Another piece of artistic evidence that may support the argument that James was the youngest of his step brothers is a painting in an ancient Greek Orthodox monastery set in the wilderness of the Judean desert where the surroundings were as they would have been during the time of Jesus. It is a painting of the holy family. However the peculiarity of this painting is that it shows four figures – all with a golden hallow. Three of these figures are immediately evident – Jesus on the shoulder of Joseph and Mary riding a little behind them. The uniqueness of this painting is the presence of a fourth figure carrying his possessions on a stick. This figure is that of James who was evidently only a few years older than Jesus. (15) (See fig. 1)
(Fig 1) A family affair: the painting shows Jesus on the shoulder of Joseph, followed by Mary and, behind her, what is now claimed to be Jesus’ brother, James

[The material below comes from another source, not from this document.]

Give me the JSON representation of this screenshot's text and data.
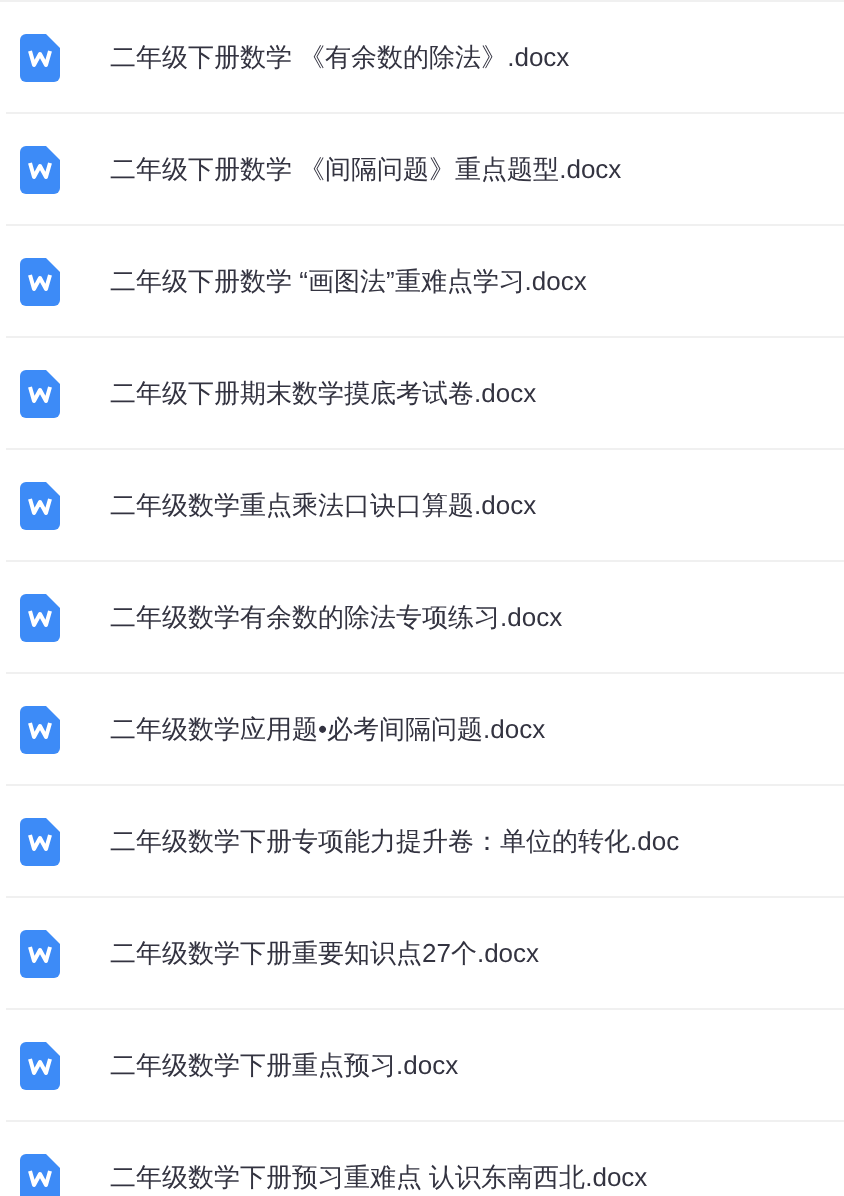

By the time Mary went to Joseph’s house two of his sons and two of his daughters by his marriage to Salome were married and stayed separately and Judas was old enough to go along with his father to Sepphoris to assist him in his carpentry work. Therefore the fourth figure in the painting can be none other than James.
Please also read my other blogs:

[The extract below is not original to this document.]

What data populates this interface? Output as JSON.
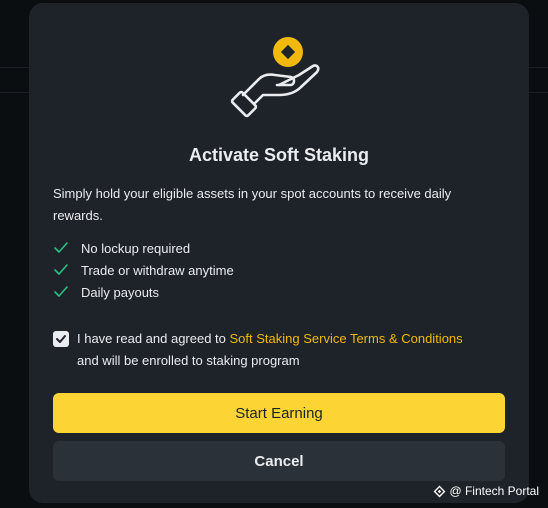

James The Just – What Was He To Jesus? at 99
When Did James The Brother Of Jesus Become A Disciple? at
Death Of James The Brother Of Jesus at
Consequence Of The Death Of The Brother Of Jesus at
A Better Understanding Of What We Believe at
(1) James the Just. (2012). Retrieved 2011, from http://en.wikipedia.org/wiki/James_the_Just
(2) James the Just. (2012). Retrieved 2011, from http://en.wikipedia.org/wiki/James_the_Just
(3) James the Just. (n.d.). Retrieved 2011, from http://www.gospel-mysteries.net/james-the-just.html
(4) Painter, John. (2004). Just James, The Brother of Jesus in History and Tradition. Columbia. University of South Carolina Press, pg 175.
(5) Painter, John. (2004). Just James, The Brother of Jesus in History and Tradition. Columbia. University of South Carolina Press, pg 175.
(6) Ward, Dan Sewell. (2010). The Mother of All Family Trees. Retrieved 2011, from http://www.halexandria.org/dward933.htm
(7) James the Just. (2012). Retrieved 2011, from http://en.wikipedia.org/wiki/James_the_Just
(8) Desposyni. (2012). Retrieved 2011, from http://en.wikipedia.org/wiki/Desposyni
(9) Desposyni. (2012). Retrieved 2011, from http://en.wikipedia.org/wiki/Desposyni
(10) Painter, John. (2004). Just James, The Brother of Jesus in History and Tradition. Columbia. University of South Carolina Press, pg 209
(11) Christian Forums. (2002). Retrieved 2011, from http://www.christianforums.com/t4174785-6/
http://www.christianforums.com/threads/mary.4174785/page-3 retrieved 02-09-2015
(12) Nag Hammadi Library hilites. (n.d.). Retrieved (2011), http://sites.google.com/site/jesusgnosisorg/nag-hammadi-library-hilites
(13) History of Joseph the Carpenter. (2012). Retrieved 2012, from http://www.facebook.com/pages/History-of-Joseph-the-Carpenter/244801258866310?sk=wiki
(14) Just James, The Brother of Jesus in History and Tradition. Columbia. University of South Press, pg 199)
(15) Leafe, David. (2006). Did Jesus have a secret family? Retrieved 2011, from http://www.dailymail.co.uk/news/article-424435/Did-Jesus-secret-family.html
Picture Credits: Portrait of the Holy Family plus James
(Fig 1) http://www.dailymail.co.uk/news/article-424435/Did-Jesus-secret-family.html
And http://www.northernway.org/weblog/?p=3 retrieved Oct 2015